_TASK OBJECTIVE:_ Your task is to print all of the data below exactly, with no pictures included.

[[ ENTRIES PROVIDED open ]]

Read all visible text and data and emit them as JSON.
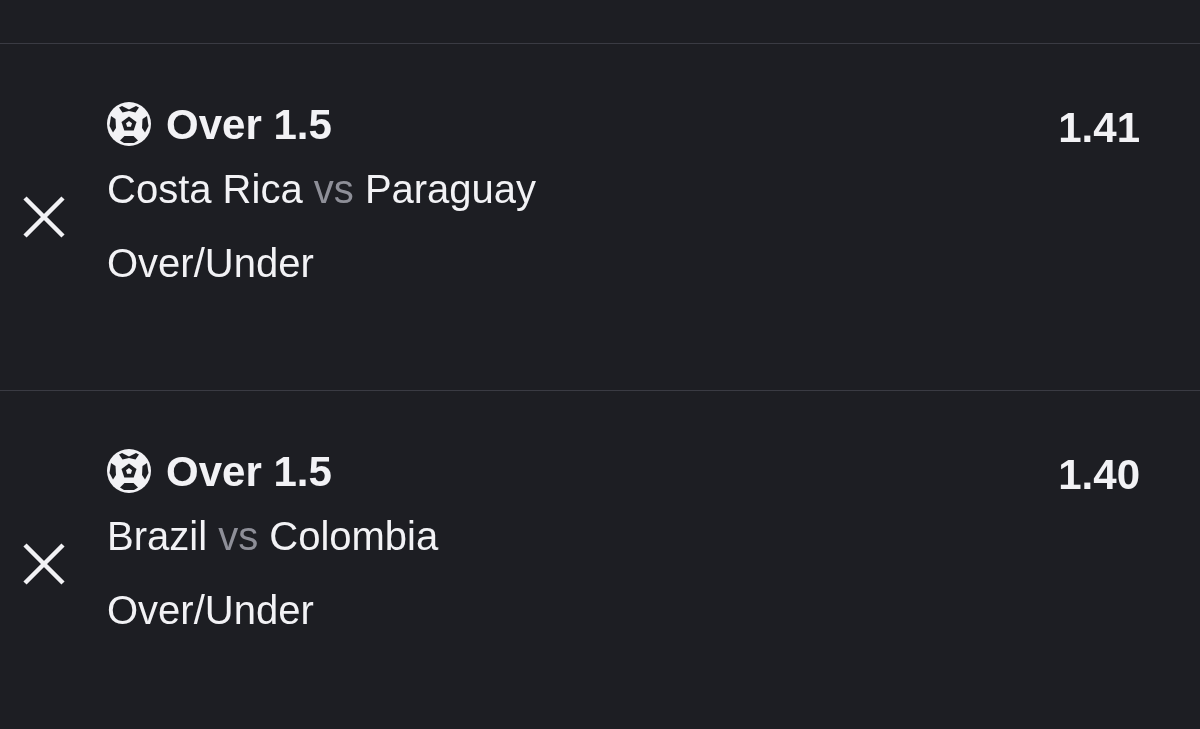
{
  "bets": [
    {
      "selection": "Over 1.5",
      "teams": {
        "home": "Costa Rica",
        "separator": "vs",
        "away": "Paraguay"
      },
      "market": "Over/Under",
      "odds": "1.41"
    },
    {
      "selection": "Over 1.5",
      "teams": {
        "home": "Brazil",
        "separator": "vs",
        "away": "Colombia"
      },
      "market": "Over/Under",
      "odds": "1.40"
    }
  ]
}
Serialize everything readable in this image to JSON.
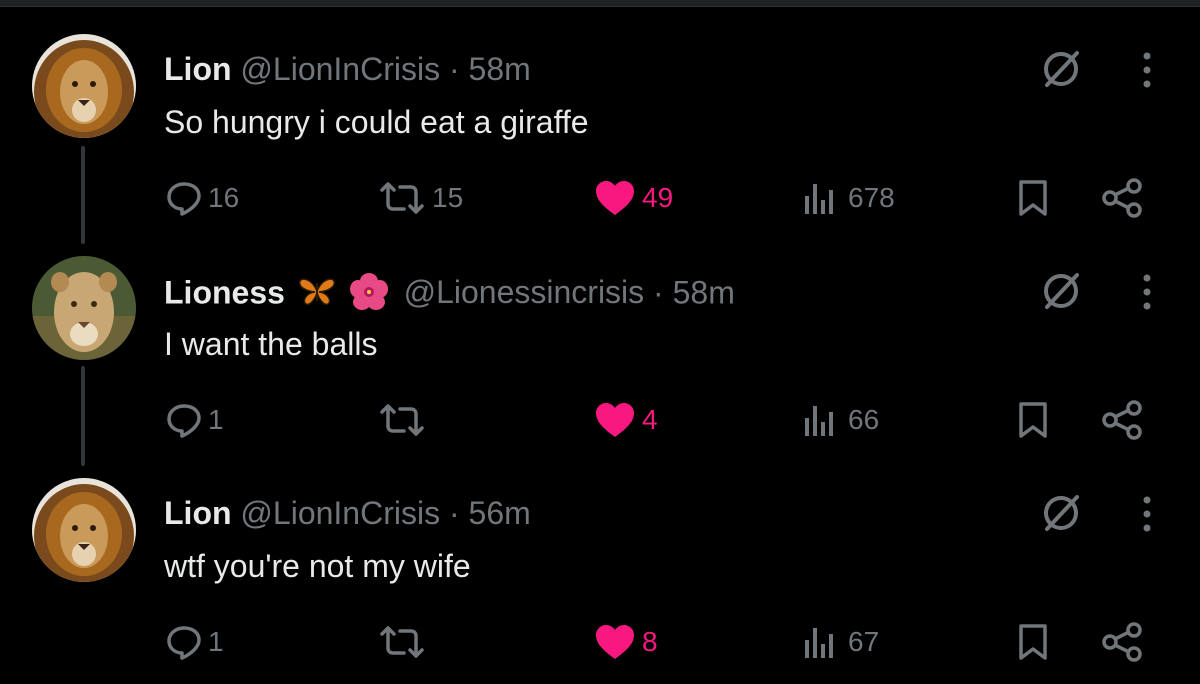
{
  "tweets": [
    {
      "name": "Lion",
      "handle": "@LionInCrisis",
      "separator": "·",
      "time": "58m",
      "text": "So hungry i could eat a giraffe",
      "avatar": "lion-avatar",
      "name_emojis": [],
      "replies": "16",
      "retweets": "15",
      "likes": "49",
      "views": "678",
      "liked": true
    },
    {
      "name": "Lioness",
      "handle": "@Lionessincrisis",
      "separator": "·",
      "time": "58m",
      "text": "I want the balls",
      "avatar": "lioness-avatar",
      "name_emojis": [
        "butterfly-emoji",
        "hibiscus-emoji"
      ],
      "replies": "1",
      "retweets": "",
      "likes": "4",
      "views": "66",
      "liked": true
    },
    {
      "name": "Lion",
      "handle": "@LionInCrisis",
      "separator": "·",
      "time": "56m",
      "text": "wtf you're not my wife",
      "avatar": "lion-avatar",
      "name_emojis": [],
      "replies": "1",
      "retweets": "",
      "likes": "8",
      "views": "67",
      "liked": true
    }
  ],
  "colors": {
    "background": "#000000",
    "text": "#e7e9ea",
    "muted": "#71767b",
    "like": "#f91880",
    "thread_line": "#333639"
  },
  "icons": [
    "reply-icon",
    "retweet-icon",
    "like-icon",
    "views-icon",
    "bookmark-icon",
    "share-icon",
    "grok-icon",
    "more-icon"
  ]
}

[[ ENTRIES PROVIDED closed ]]

_ANSWER SECTION:_
Read all visible text and data and emit them as JSON.
{
  "bets": [
    {
      "selection": "Over 1.5",
      "teams": {
        "home": "Costa Rica",
        "separator": "vs",
        "away": "Paraguay"
      },
      "market": "Over/Under",
      "odds": "1.41"
    },
    {
      "selection": "Over 1.5",
      "teams": {
        "home": "Brazil",
        "separator": "vs",
        "away": "Colombia"
      },
      "market": "Over/Under",
      "odds": "1.40"
    }
  ]
}
Serialize everything readable in this image to JSON.
{
  "tweets": [
    {
      "name": "Lion",
      "handle": "@LionInCrisis",
      "separator": "·",
      "time": "58m",
      "text": "So hungry i could eat a giraffe",
      "avatar": "lion-avatar",
      "name_emojis": [],
      "replies": "16",
      "retweets": "15",
      "likes": "49",
      "views": "678",
      "liked": true
    },
    {
      "name": "Lioness",
      "handle": "@Lionessincrisis",
      "separator": "·",
      "time": "58m",
      "text": "I want the balls",
      "avatar": "lioness-avatar",
      "name_emojis": [
        "butterfly-emoji",
        "hibiscus-emoji"
      ],
      "replies": "1",
      "retweets": "",
      "likes": "4",
      "views": "66",
      "liked": true
    },
    {
      "name": "Lion",
      "handle": "@LionInCrisis",
      "separator": "·",
      "time": "56m",
      "text": "wtf you're not my wife",
      "avatar": "lion-avatar",
      "name_emojis": [],
      "replies": "1",
      "retweets": "",
      "likes": "8",
      "views": "67",
      "liked": true
    }
  ],
  "colors": {
    "background": "#000000",
    "text": "#e7e9ea",
    "muted": "#71767b",
    "like": "#f91880",
    "thread_line": "#333639"
  },
  "icons": [
    "reply-icon",
    "retweet-icon",
    "like-icon",
    "views-icon",
    "bookmark-icon",
    "share-icon",
    "grok-icon",
    "more-icon"
  ]
}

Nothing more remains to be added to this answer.